With the exception of a few awesome neighbors and friends, things never clicked for us in Philly. Within a year, we began actively looking for a way out. For the next several years, we were presented with several opportunities to escape, all of which fell apart for various reasons beyond our control. By year three, my husband and I were frustrated, annoyed, and confused. Why couldn't we get out of there? And then I found myself unexpectedly pregnant with Cameron.
Sometime early in the second trimester of the pregnancy, I contracted Fifth Disease. My older kids got the virus at preschool and passed it onto me. The odds of me passing the virus onto Cameron was very, very, very low but fetal ultrasounds performed twice a week during the pregnancy revealed that Cameron not only had the virus, but that it was making him progressively more sick.
Two years ago today, at 35 weeks gestation, I checked into the hospital at the University of Pennsylvania knowing that there was a distinct possibility that I would be checking out without a baby. I knew this throughout the pregnancy and the uncertainty of the future is what kept me from buying baby clothes and imagining family photographs that contained four children. I went into the hospital uncertain about the details of how it all would end, but also with comfort in the knowledge that angels would be present in the delivery room, either to help heal Cameron, or to comfort me.

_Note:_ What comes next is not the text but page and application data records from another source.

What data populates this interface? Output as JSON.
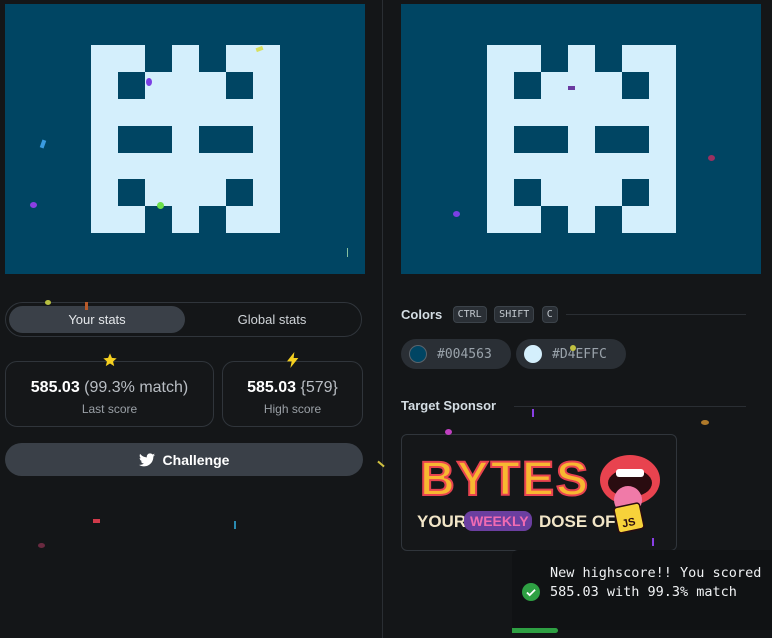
{
  "colors": {
    "background": "#141618",
    "canvas": "#004563",
    "shape": "#D4EFFC",
    "toast_success": "#2ea043",
    "star": "#f5d020"
  },
  "stats_tabs": [
    {
      "label": "Your stats",
      "active": true
    },
    {
      "label": "Global stats",
      "active": false
    }
  ],
  "stats": {
    "last": {
      "score": "585.03",
      "match": "(99.3% match)",
      "label": "Last score",
      "icon": "star-icon"
    },
    "high": {
      "score": "585.03",
      "rank": "{579}",
      "label": "High score",
      "icon": "lightning-icon"
    }
  },
  "challenge": {
    "label": "Challenge",
    "icon": "twitter-icon"
  },
  "colors_section": {
    "title": "Colors",
    "shortcut_keys": [
      "CTRL",
      "SHIFT",
      "C"
    ],
    "swatches": [
      {
        "hex": "#004563",
        "label": "#004563"
      },
      {
        "hex": "#D4EFFC",
        "label": "#D4EFFC"
      }
    ]
  },
  "sponsor": {
    "title": "Target Sponsor",
    "logo_text": "BYTES",
    "tagline_left": "YOUR",
    "tagline_badge": "WEEKLY",
    "tagline_right": "DOSE OF",
    "js_badge": "JS"
  },
  "toast": {
    "message": "New highscore!! You scored 585.03 with 99.3% match",
    "icon": "check-circle-icon"
  }
}
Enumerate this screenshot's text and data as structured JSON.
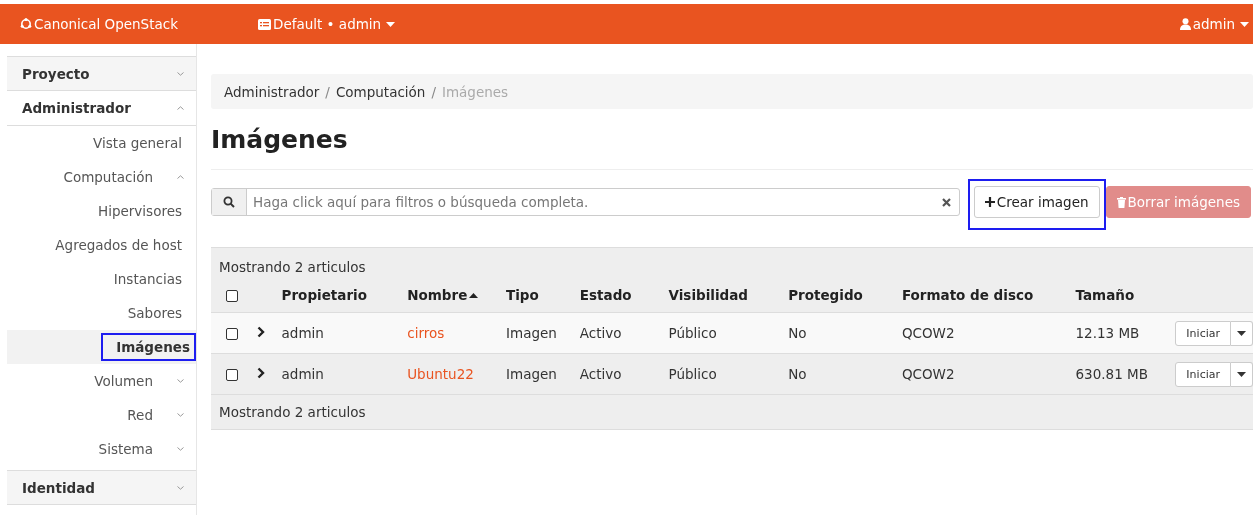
{
  "navbar": {
    "brand": "Canonical OpenStack",
    "project_menu": "Default • admin",
    "user_menu": "admin"
  },
  "sidebar": {
    "items": [
      {
        "label": "Proyecto",
        "expanded": false,
        "selected": false,
        "highlighted": false
      },
      {
        "label": "Administrador",
        "expanded": true,
        "selected": false,
        "highlighted": false,
        "children": [
          {
            "label": "Vista general",
            "selected": false,
            "highlighted": false
          },
          {
            "label": "Computación",
            "expanded": true,
            "selected": false,
            "highlighted": false,
            "children": [
              {
                "label": "Hipervisores",
                "selected": false,
                "highlighted": false
              },
              {
                "label": "Agregados de host",
                "selected": false,
                "highlighted": false
              },
              {
                "label": "Instancias",
                "selected": false,
                "highlighted": false
              },
              {
                "label": "Sabores",
                "selected": false,
                "highlighted": false
              },
              {
                "label": "Imágenes",
                "selected": true,
                "highlighted": true
              }
            ]
          },
          {
            "label": "Volumen",
            "expanded": false,
            "selected": false,
            "highlighted": false
          },
          {
            "label": "Red",
            "expanded": false,
            "selected": false,
            "highlighted": false
          },
          {
            "label": "Sistema",
            "expanded": false,
            "selected": false,
            "highlighted": false
          }
        ]
      },
      {
        "label": "Identidad",
        "expanded": false,
        "selected": false,
        "highlighted": false
      }
    ]
  },
  "breadcrumb": [
    {
      "label": "Administrador"
    },
    {
      "separator": "/",
      "label": "Computación"
    },
    {
      "separator": "/",
      "label": "Imágenes"
    }
  ],
  "page_title": "Imágenes",
  "search": {
    "placeholder": "Haga click aquí para filtros o búsqueda completa."
  },
  "buttons": [
    {
      "label": "Crear imagen",
      "kind": "create",
      "highlighted": true,
      "disabled": false
    },
    {
      "label": "Borrar imágenes",
      "kind": "delete",
      "highlighted": false,
      "disabled": true
    }
  ],
  "table": {
    "summary_top": "Mostrando 2 articulos",
    "select_all": {
      "checked": false
    },
    "columns": [
      {
        "label": "Propietario",
        "sorted": false
      },
      {
        "label": "Nombre",
        "sorted": true
      },
      {
        "label": "Tipo",
        "sorted": false
      },
      {
        "label": "Estado",
        "sorted": false
      },
      {
        "label": "Visibilidad",
        "sorted": false
      },
      {
        "label": "Protegido",
        "sorted": false
      },
      {
        "label": "Formato de disco",
        "sorted": false
      },
      {
        "label": "Tamaño",
        "sorted": false
      }
    ],
    "rows": [
      {
        "checked": false,
        "expanded": false,
        "cells": [
          "admin",
          "cirros",
          "Imagen",
          "Activo",
          "Público",
          "No",
          "QCOW2",
          "12.13 MB"
        ],
        "action": "Iniciar"
      },
      {
        "checked": false,
        "expanded": false,
        "cells": [
          "admin",
          "Ubuntu22",
          "Imagen",
          "Activo",
          "Público",
          "No",
          "QCOW2",
          "630.81 MB"
        ],
        "action": "Iniciar"
      }
    ],
    "summary_bottom": "Mostrando 2 articulos"
  }
}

I haven't written about Cameron's birth because I don't remember most of it. What I do remember isn't pleasant: doctors--lots of them--and the silence after Cameron emerged.
"Why isn't he crying?" I asked.
I wasn't able to see Cameron until later that night. By that time, the hospital chaplain had already come to talk with me. Cameron had had two blood transfusions and was in a medically-induced coma in the NICU. It wasn't until Cameron defied the odds and turned the corner several days later that I realized that HE was the reason why we were living in Philadelphia.
While I contracted Fifth Disease by chance, I believe that it's no accident that the world's leading Neonatal Infectious Disease Expert is at the Children's Hospital of Philadelphia. It's also no accident that one of the world's top pediatric hematologists also works at that hospital. Cameron's condition is so rare that there are virtually no precedents for treating it. To put it bluntly, I have no doubt that Cameron would not have survived had he been born anywhere else. The outcome certainly would have been different if I had delivered him at one of the small regional hospitals at any of the places around the country where we had hoped to move.
When I think of Philadelphia now, I am filled with gratitude and humility. The city sucked some of the life out of me, but it gave me in return a son that I wouldn't otherwise have.
The reason why I'm telling you this story now (besides the fact that it's Cameron's second birthday and I'm feeling nostalgic) is that I've received lots of emails in recent months from readers who feel "stuck" and "trapped" in places both geographical and emotional that they don't want to be. I'm hardly a paradigm of positive thinking, but I have learned from experience of the simple truth that we are where we are for a reason.
Sometimes we get the answer to the question "Why am I here?" right away.
Sometimes it takes four years.
Either way, it's worth it.